Bitters

From left: Devil's Club Bark, Grains of Paradise, Hops, Sarsparilla, Barberry, Wormwood, Gentian Root

From left: Devil’s Club Root, Grains of Paradise, Hops, Sassafrass, Barberry Root, Wormwood, Gentian Root

Humans have a very high sensitivity to bitter tastes, which comes from our need to recognize potential toxins. We can even distinguish 300 different kinds of bitterness! Because our threshold for detection is so low, bitters are typically added to cocktails in dashes rather than ounces. But even in this low concentration, the effect can be dramatic. Try making a Manhattan or Old Fashioned with and without bitters for comparison.

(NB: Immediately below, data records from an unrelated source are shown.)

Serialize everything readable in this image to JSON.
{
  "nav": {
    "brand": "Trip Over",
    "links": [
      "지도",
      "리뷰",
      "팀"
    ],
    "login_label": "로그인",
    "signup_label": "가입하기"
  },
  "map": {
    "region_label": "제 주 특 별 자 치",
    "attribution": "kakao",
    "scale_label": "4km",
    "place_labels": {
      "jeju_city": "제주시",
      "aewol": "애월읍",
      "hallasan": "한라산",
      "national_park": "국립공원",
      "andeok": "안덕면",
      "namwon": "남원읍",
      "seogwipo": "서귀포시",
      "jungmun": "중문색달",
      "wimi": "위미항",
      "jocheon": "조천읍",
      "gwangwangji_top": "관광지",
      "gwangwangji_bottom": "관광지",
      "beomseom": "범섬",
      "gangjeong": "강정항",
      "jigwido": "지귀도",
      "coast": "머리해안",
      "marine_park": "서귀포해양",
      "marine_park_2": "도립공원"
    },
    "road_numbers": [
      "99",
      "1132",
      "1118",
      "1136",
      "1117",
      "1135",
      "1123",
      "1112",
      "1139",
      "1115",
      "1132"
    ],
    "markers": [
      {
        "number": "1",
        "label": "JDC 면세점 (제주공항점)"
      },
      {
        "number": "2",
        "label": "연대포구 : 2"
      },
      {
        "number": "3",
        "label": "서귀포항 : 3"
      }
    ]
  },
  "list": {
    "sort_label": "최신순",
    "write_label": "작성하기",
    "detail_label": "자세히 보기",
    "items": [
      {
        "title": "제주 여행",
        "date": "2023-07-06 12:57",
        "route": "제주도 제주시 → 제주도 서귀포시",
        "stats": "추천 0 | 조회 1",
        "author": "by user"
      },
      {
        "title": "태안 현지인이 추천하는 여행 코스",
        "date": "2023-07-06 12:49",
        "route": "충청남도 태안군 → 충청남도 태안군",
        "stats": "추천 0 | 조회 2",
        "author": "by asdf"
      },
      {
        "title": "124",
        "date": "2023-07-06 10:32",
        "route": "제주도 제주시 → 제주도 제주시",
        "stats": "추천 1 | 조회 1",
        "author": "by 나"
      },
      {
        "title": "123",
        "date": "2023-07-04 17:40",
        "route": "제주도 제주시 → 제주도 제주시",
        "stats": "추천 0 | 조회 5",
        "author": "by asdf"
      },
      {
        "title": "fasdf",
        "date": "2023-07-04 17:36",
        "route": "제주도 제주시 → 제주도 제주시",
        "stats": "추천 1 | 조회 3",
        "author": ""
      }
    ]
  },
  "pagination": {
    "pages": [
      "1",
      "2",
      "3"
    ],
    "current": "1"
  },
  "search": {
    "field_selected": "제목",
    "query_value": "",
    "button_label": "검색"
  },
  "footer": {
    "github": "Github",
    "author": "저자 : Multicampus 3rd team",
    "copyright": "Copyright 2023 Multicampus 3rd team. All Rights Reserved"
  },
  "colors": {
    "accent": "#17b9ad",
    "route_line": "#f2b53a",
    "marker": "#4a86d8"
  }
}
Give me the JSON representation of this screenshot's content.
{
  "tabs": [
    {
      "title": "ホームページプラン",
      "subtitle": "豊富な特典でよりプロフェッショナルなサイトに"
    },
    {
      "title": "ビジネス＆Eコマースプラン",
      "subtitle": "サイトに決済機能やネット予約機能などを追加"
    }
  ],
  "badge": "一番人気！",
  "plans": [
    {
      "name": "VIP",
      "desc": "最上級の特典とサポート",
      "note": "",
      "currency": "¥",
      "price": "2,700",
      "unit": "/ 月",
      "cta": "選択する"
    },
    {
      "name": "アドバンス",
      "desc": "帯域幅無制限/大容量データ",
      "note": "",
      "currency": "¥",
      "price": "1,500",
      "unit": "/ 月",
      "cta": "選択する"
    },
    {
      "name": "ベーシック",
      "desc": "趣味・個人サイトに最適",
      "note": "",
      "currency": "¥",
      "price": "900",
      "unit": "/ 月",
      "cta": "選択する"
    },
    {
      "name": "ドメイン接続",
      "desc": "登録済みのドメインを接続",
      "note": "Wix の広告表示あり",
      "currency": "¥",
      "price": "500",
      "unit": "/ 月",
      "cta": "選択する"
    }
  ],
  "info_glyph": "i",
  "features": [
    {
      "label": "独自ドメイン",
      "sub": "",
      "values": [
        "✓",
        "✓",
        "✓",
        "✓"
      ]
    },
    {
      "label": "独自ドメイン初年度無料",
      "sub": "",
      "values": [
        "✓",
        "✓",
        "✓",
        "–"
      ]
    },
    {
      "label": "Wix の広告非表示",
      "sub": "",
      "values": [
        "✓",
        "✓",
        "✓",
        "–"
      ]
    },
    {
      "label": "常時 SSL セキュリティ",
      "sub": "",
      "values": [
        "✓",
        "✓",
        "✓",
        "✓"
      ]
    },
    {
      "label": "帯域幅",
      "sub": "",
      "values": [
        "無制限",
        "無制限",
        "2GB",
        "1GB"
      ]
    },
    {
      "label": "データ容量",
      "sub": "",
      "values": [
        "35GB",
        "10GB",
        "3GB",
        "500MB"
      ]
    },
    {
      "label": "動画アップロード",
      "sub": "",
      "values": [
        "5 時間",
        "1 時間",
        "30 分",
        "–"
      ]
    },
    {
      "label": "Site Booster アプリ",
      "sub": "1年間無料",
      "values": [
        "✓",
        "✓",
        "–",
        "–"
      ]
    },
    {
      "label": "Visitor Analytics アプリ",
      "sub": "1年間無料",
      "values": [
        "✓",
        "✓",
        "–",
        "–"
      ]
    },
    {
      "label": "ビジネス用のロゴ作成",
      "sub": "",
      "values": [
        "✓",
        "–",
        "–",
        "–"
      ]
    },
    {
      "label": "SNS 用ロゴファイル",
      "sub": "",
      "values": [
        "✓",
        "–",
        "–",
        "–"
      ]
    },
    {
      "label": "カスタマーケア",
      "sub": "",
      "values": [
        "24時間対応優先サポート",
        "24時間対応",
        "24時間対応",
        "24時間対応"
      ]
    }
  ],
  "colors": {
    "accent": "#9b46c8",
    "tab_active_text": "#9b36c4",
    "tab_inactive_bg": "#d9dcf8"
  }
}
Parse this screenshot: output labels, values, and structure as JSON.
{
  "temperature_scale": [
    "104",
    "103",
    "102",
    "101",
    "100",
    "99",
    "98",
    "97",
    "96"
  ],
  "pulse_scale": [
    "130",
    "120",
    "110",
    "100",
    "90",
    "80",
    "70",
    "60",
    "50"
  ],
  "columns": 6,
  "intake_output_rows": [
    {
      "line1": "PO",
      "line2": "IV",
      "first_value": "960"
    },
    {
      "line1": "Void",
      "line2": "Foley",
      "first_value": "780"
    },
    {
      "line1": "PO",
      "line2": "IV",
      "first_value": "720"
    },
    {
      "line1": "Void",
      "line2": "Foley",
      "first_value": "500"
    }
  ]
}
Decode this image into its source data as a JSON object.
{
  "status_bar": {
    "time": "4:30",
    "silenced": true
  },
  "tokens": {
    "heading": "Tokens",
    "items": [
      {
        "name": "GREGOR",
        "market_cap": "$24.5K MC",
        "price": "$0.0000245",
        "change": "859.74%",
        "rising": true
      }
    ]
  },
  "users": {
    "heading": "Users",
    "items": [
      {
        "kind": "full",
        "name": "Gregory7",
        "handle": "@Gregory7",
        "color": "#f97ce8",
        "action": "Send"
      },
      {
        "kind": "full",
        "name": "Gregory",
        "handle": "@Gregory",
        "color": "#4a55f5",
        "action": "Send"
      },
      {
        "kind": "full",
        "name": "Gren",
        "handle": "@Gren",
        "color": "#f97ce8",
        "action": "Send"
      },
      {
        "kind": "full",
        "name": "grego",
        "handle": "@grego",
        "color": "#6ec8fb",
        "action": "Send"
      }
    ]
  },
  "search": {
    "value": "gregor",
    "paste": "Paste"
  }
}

Bitterness has the effect of slightly suppressing other tastes (sweetness, sourness, and saltiness), which creates a rounder, more balanced final result. The term “cocktail” originally meant a drink that combined spirits, sugar, water, and bitters. Before appearing in cocktails, bitters were consumed medicinally – adding them to alcohol just made them easier to get down! Even today, a few dashes of an aromatic bitters such as Angostura or Peychaud’s in a glass of club soda can be a potent stomach-settler.